Published on Academy of American Poets (https://poets.org)


My Mother’s Colander

Holes in the shape of stars
punched in gray tin, dented,
cheap, beaten by each
of her children with a wooden spoon.

Noodle catcher, spaghetti stopper,
pouring cloudy rain into the sink,
swirling counter clockwise
down the drain, starch slime
on the backside, caught
in the piercings.

Scrubbed for sixty years, packed
and unpacked, the baby’s
helmet during the cold war,
a sinking ship in the bathtub,
little boat of holes.

Dirt scooped in with a plastic
shovel, sifted to make cakes
and castles. Wrestled
from each other’s hands,
its tin feet bent and re-bent.

Bowl daylight fell through
onto freckled faces, noon stars
on the pavement, the universe
we circled aiming jagged stones,
rung bells it caught and held.

Credit


Copyright © 2019 from Only as the Day Is Long by Dorianne Laux. Used by permission of W. W. Norton & Company. 

Author


Dorianne Laux

The author of several collections of poetry, Dorianne Laux was the recipient of the Oregon Book Award and a finalist for the National Books Critics Circle Award for her book Facts About the Moon
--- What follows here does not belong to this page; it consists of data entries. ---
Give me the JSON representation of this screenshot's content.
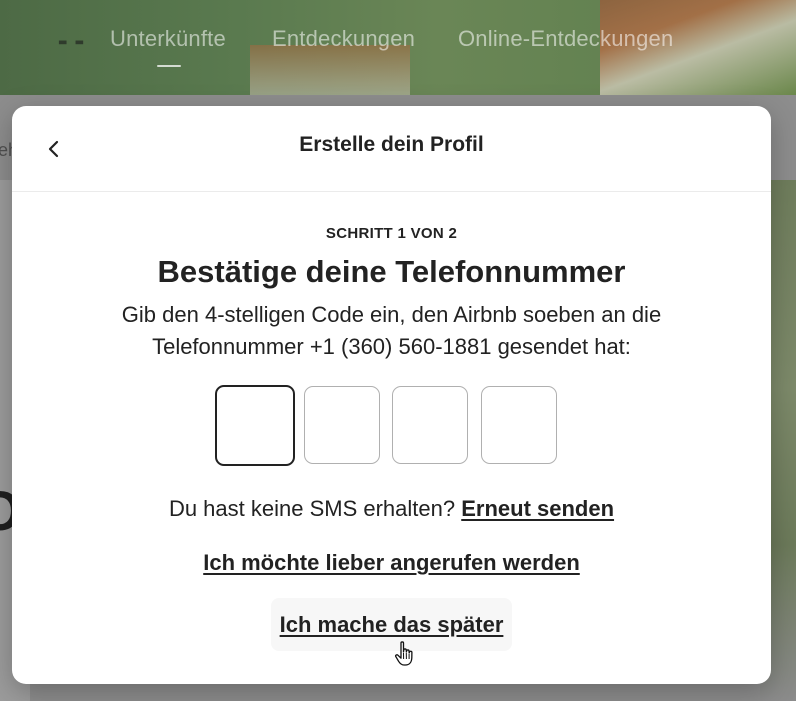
{
  "nav": {
    "items": [
      {
        "label": "Unterkünfte",
        "active": true
      },
      {
        "label": "Entdeckungen",
        "active": false
      },
      {
        "label": "Online-Entdeckungen",
        "active": false
      }
    ]
  },
  "modal": {
    "title": "Erstelle dein Profil",
    "step_label": "SCHRITT 1 VON 2",
    "heading": "Bestätige deine Telefonnummer",
    "description": "Gib den 4-stelligen Code ein, den Airbnb soeben an die Telefonnummer +1 (360) 560-1881 gesendet hat:",
    "code_inputs": [
      "",
      "",
      "",
      ""
    ],
    "resend_prompt": "Du hast keine SMS erhalten?",
    "resend_link": "Erneut senden",
    "call_link": "Ich möchte lieber angerufen werden",
    "later_button": "Ich mache das später"
  },
  "background": {
    "left_fragment": "eh",
    "big_letter": "O"
  },
  "icons": {
    "back": "chevron-left-icon",
    "cursor": "hand-pointer-icon"
  },
  "colors": {
    "text": "#222222",
    "border": "#b0b0b0",
    "active_border": "#222222",
    "button_bg": "#f7f7f7"
  }
}
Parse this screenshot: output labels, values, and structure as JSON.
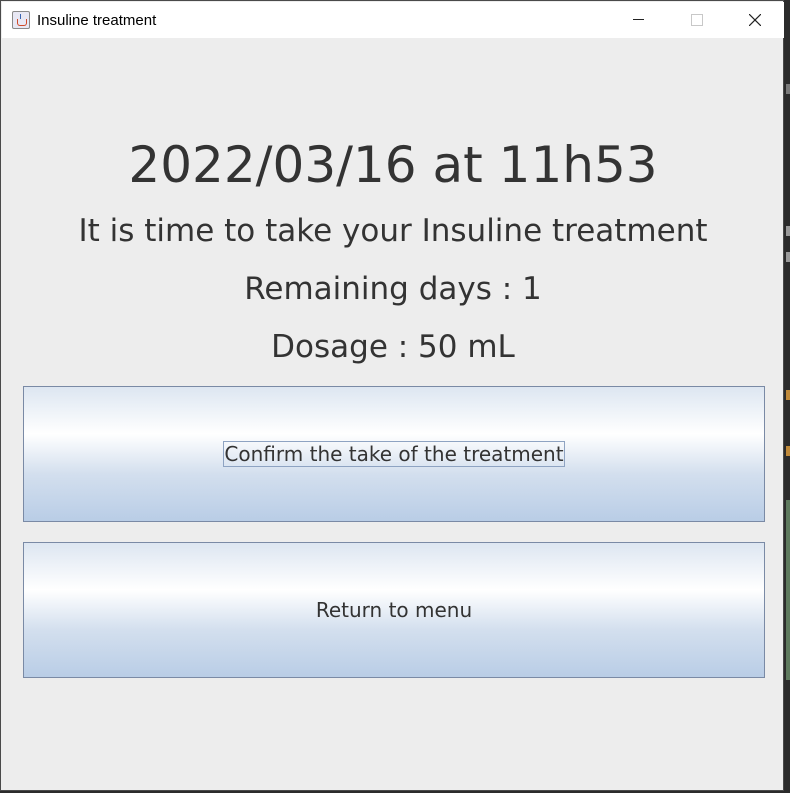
{
  "window": {
    "title": "Insuline treatment"
  },
  "reminder": {
    "datetime": "2022/03/16 at 11h53",
    "message": "It is time to take your Insuline treatment",
    "remaining_days": "Remaining days : 1",
    "dosage": "Dosage : 50 mL"
  },
  "buttons": {
    "confirm_label": "Confirm the take of the treatment",
    "return_label": "Return to menu"
  }
}
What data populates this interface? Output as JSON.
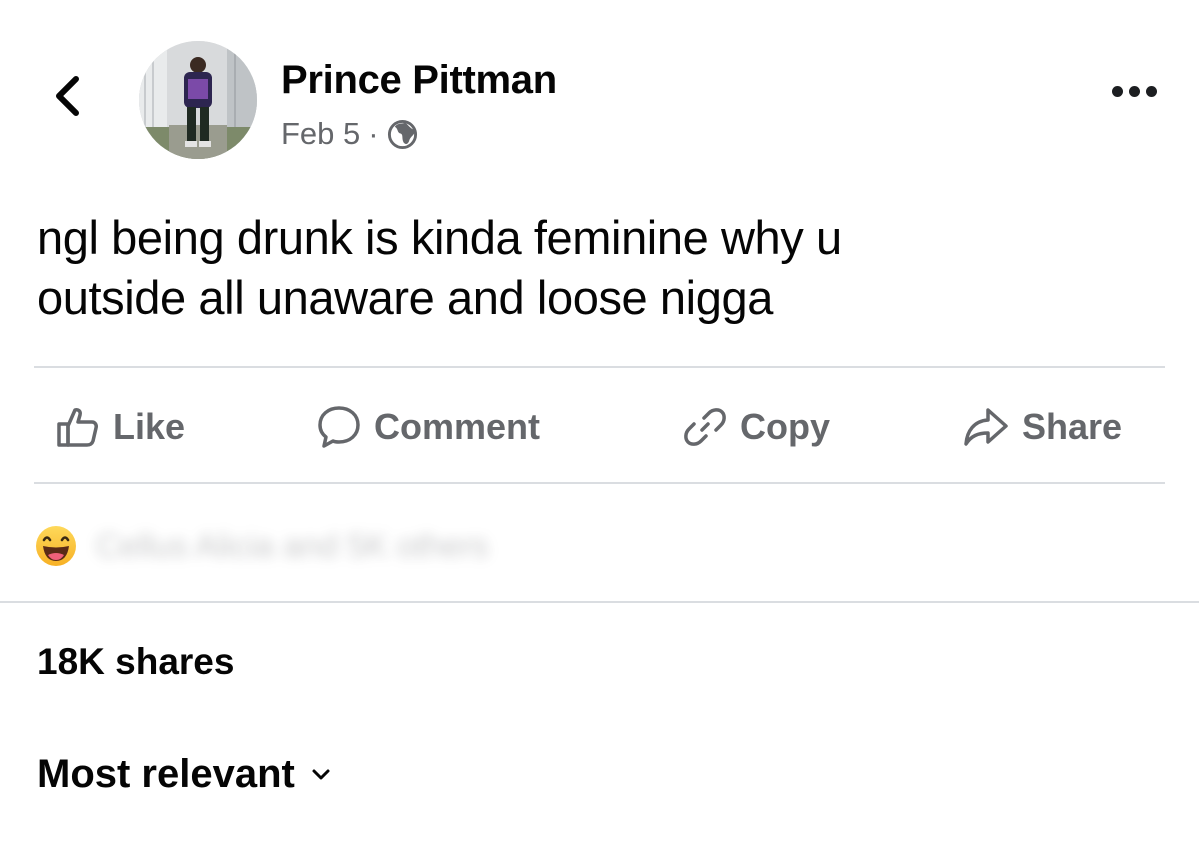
{
  "post": {
    "author_name": "Prince Pittman",
    "date": "Feb 5",
    "separator": "·",
    "audience_icon": "globe-icon",
    "text_line1": "ngl being drunk is kinda feminine why u",
    "text_line2": "outside all unaware and loose nigga"
  },
  "actions": {
    "like": "Like",
    "comment": "Comment",
    "copy": "Copy",
    "share": "Share"
  },
  "reactions": {
    "icon": "haha-reaction-icon",
    "summary": "Cellus Alicia and 5K others"
  },
  "stats": {
    "shares": "18K shares"
  },
  "comments": {
    "sort_label": "Most relevant"
  },
  "colors": {
    "primary_text": "#050505",
    "secondary_text": "#65676b",
    "divider": "#dadde1",
    "reaction_yellow": "#f7b125"
  }
}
Date Published: 2019-04-03

Source URL: https://poets.org/poem/my-mothers-colander